> **TASK GOAL**
Each record is to be printed again precisely as it reads.

** Opening EXERCISE DATA block **

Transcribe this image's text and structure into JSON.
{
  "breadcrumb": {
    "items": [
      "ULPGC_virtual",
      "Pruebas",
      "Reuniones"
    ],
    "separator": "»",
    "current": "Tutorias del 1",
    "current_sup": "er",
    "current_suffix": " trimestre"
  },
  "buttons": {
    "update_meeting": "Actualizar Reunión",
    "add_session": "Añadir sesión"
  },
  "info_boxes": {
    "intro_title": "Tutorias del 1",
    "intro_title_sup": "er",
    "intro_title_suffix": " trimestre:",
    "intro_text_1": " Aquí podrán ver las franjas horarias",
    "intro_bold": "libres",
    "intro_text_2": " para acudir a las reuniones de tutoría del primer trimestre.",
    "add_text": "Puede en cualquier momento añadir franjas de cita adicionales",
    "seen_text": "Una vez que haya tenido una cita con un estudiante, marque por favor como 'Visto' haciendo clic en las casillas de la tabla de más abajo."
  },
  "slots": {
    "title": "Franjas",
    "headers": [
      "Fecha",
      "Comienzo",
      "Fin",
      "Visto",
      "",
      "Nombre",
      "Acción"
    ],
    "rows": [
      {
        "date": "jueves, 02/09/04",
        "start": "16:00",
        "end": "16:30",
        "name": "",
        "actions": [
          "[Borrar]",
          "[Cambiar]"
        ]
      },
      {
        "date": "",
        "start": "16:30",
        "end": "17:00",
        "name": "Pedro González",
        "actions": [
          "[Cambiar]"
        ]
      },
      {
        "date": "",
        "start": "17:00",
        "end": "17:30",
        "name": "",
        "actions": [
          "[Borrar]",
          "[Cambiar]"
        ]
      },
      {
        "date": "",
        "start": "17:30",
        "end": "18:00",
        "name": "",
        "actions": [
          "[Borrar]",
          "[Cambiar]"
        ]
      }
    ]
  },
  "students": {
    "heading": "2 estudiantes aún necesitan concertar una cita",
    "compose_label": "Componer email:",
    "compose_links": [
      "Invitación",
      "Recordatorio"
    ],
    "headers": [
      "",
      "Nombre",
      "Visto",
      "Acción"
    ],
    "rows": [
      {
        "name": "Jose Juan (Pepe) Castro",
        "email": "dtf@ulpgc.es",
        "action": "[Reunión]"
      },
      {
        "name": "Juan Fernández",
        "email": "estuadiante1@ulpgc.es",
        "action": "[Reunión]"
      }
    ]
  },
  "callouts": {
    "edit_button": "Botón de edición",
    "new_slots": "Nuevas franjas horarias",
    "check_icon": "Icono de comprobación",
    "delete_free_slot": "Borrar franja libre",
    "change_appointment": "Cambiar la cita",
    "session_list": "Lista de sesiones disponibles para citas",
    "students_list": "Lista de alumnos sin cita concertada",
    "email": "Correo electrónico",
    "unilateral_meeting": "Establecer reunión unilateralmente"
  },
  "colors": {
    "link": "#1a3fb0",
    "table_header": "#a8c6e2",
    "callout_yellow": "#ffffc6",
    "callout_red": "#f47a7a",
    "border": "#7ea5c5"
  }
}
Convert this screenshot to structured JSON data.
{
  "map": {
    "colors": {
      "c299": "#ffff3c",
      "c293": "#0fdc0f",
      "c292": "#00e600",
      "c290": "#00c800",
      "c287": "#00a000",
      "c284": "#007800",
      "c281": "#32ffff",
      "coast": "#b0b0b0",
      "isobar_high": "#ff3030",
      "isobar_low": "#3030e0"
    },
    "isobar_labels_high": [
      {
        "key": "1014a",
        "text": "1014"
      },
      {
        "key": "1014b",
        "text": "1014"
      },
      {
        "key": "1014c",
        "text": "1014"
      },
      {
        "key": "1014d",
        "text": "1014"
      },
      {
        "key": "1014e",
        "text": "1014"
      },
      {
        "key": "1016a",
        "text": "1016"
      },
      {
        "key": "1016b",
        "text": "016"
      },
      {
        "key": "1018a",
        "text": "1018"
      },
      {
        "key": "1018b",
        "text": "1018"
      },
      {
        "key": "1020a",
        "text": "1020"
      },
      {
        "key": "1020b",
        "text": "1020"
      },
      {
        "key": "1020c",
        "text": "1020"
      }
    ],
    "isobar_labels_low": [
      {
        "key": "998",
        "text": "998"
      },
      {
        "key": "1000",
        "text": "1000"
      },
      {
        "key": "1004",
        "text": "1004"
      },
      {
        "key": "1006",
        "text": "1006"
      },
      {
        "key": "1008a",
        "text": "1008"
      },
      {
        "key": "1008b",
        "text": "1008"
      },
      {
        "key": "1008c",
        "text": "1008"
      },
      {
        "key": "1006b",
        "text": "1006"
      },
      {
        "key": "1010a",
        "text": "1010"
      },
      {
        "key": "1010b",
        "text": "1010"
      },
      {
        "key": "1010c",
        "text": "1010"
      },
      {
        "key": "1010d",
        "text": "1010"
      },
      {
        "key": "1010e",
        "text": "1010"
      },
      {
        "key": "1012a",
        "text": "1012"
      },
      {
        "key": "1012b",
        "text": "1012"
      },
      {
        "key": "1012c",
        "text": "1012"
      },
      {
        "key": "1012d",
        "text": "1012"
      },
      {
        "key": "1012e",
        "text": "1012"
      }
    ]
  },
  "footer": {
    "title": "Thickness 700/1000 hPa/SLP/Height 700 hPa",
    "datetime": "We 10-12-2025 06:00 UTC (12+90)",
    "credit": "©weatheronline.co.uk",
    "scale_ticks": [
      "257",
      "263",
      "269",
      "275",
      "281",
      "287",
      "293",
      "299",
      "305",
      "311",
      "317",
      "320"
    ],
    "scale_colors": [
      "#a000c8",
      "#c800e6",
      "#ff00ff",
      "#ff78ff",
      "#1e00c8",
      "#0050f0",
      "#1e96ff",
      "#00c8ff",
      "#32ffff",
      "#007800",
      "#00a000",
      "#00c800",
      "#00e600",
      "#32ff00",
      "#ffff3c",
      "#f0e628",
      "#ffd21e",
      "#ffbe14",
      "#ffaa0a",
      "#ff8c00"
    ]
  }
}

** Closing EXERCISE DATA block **

> **TASK SOLUTION**
Transcribe this image's text and structure into JSON.
{
  "breadcrumb": {
    "items": [
      "ULPGC_virtual",
      "Pruebas",
      "Reuniones"
    ],
    "separator": "»",
    "current": "Tutorias del 1",
    "current_sup": "er",
    "current_suffix": " trimestre"
  },
  "buttons": {
    "update_meeting": "Actualizar Reunión",
    "add_session": "Añadir sesión"
  },
  "info_boxes": {
    "intro_title": "Tutorias del 1",
    "intro_title_sup": "er",
    "intro_title_suffix": " trimestre:",
    "intro_text_1": " Aquí podrán ver las franjas horarias",
    "intro_bold": "libres",
    "intro_text_2": " para acudir a las reuniones de tutoría del primer trimestre.",
    "add_text": "Puede en cualquier momento añadir franjas de cita adicionales",
    "seen_text": "Una vez que haya tenido una cita con un estudiante, marque por favor como 'Visto' haciendo clic en las casillas de la tabla de más abajo."
  },
  "slots": {
    "title": "Franjas",
    "headers": [
      "Fecha",
      "Comienzo",
      "Fin",
      "Visto",
      "",
      "Nombre",
      "Acción"
    ],
    "rows": [
      {
        "date": "jueves, 02/09/04",
        "start": "16:00",
        "end": "16:30",
        "name": "",
        "actions": [
          "[Borrar]",
          "[Cambiar]"
        ]
      },
      {
        "date": "",
        "start": "16:30",
        "end": "17:00",
        "name": "Pedro González",
        "actions": [
          "[Cambiar]"
        ]
      },
      {
        "date": "",
        "start": "17:00",
        "end": "17:30",
        "name": "",
        "actions": [
          "[Borrar]",
          "[Cambiar]"
        ]
      },
      {
        "date": "",
        "start": "17:30",
        "end": "18:00",
        "name": "",
        "actions": [
          "[Borrar]",
          "[Cambiar]"
        ]
      }
    ]
  },
  "students": {
    "heading": "2 estudiantes aún necesitan concertar una cita",
    "compose_label": "Componer email:",
    "compose_links": [
      "Invitación",
      "Recordatorio"
    ],
    "headers": [
      "",
      "Nombre",
      "Visto",
      "Acción"
    ],
    "rows": [
      {
        "name": "Jose Juan (Pepe) Castro",
        "email": "dtf@ulpgc.es",
        "action": "[Reunión]"
      },
      {
        "name": "Juan Fernández",
        "email": "estuadiante1@ulpgc.es",
        "action": "[Reunión]"
      }
    ]
  },
  "callouts": {
    "edit_button": "Botón de edición",
    "new_slots": "Nuevas franjas horarias",
    "check_icon": "Icono de comprobación",
    "delete_free_slot": "Borrar franja libre",
    "change_appointment": "Cambiar la cita",
    "session_list": "Lista de sesiones disponibles para citas",
    "students_list": "Lista de alumnos sin cita concertada",
    "email": "Correo electrónico",
    "unilateral_meeting": "Establecer reunión unilateralmente"
  },
  "colors": {
    "link": "#1a3fb0",
    "table_header": "#a8c6e2",
    "callout_yellow": "#ffffc6",
    "callout_red": "#f47a7a",
    "border": "#7ea5c5"
  }
}
Convert this screenshot to structured JSON data.
{
  "map": {
    "colors": {
      "c299": "#ffff3c",
      "c293": "#0fdc0f",
      "c292": "#00e600",
      "c290": "#00c800",
      "c287": "#00a000",
      "c284": "#007800",
      "c281": "#32ffff",
      "coast": "#b0b0b0",
      "isobar_high": "#ff3030",
      "isobar_low": "#3030e0"
    },
    "isobar_labels_high": [
      {
        "key": "1014a",
        "text": "1014"
      },
      {
        "key": "1014b",
        "text": "1014"
      },
      {
        "key": "1014c",
        "text": "1014"
      },
      {
        "key": "1014d",
        "text": "1014"
      },
      {
        "key": "1014e",
        "text": "1014"
      },
      {
        "key": "1016a",
        "text": "1016"
      },
      {
        "key": "1016b",
        "text": "016"
      },
      {
        "key": "1018a",
        "text": "1018"
      },
      {
        "key": "1018b",
        "text": "1018"
      },
      {
        "key": "1020a",
        "text": "1020"
      },
      {
        "key": "1020b",
        "text": "1020"
      },
      {
        "key": "1020c",
        "text": "1020"
      }
    ],
    "isobar_labels_low": [
      {
        "key": "998",
        "text": "998"
      },
      {
        "key": "1000",
        "text": "1000"
      },
      {
        "key": "1004",
        "text": "1004"
      },
      {
        "key": "1006",
        "text": "1006"
      },
      {
        "key": "1008a",
        "text": "1008"
      },
      {
        "key": "1008b",
        "text": "1008"
      },
      {
        "key": "1008c",
        "text": "1008"
      },
      {
        "key": "1006b",
        "text": "1006"
      },
      {
        "key": "1010a",
        "text": "1010"
      },
      {
        "key": "1010b",
        "text": "1010"
      },
      {
        "key": "1010c",
        "text": "1010"
      },
      {
        "key": "1010d",
        "text": "1010"
      },
      {
        "key": "1010e",
        "text": "1010"
      },
      {
        "key": "1012a",
        "text": "1012"
      },
      {
        "key": "1012b",
        "text": "1012"
      },
      {
        "key": "1012c",
        "text": "1012"
      },
      {
        "key": "1012d",
        "text": "1012"
      },
      {
        "key": "1012e",
        "text": "1012"
      }
    ]
  },
  "footer": {
    "title": "Thickness 700/1000 hPa/SLP/Height 700 hPa",
    "datetime": "We 10-12-2025 06:00 UTC (12+90)",
    "credit": "©weatheronline.co.uk",
    "scale_ticks": [
      "257",
      "263",
      "269",
      "275",
      "281",
      "287",
      "293",
      "299",
      "305",
      "311",
      "317",
      "320"
    ],
    "scale_colors": [
      "#a000c8",
      "#c800e6",
      "#ff00ff",
      "#ff78ff",
      "#1e00c8",
      "#0050f0",
      "#1e96ff",
      "#00c8ff",
      "#32ffff",
      "#007800",
      "#00a000",
      "#00c800",
      "#00e600",
      "#32ff00",
      "#ffff3c",
      "#f0e628",
      "#ffd21e",
      "#ffbe14",
      "#ffaa0a",
      "#ff8c00"
    ]
  }
}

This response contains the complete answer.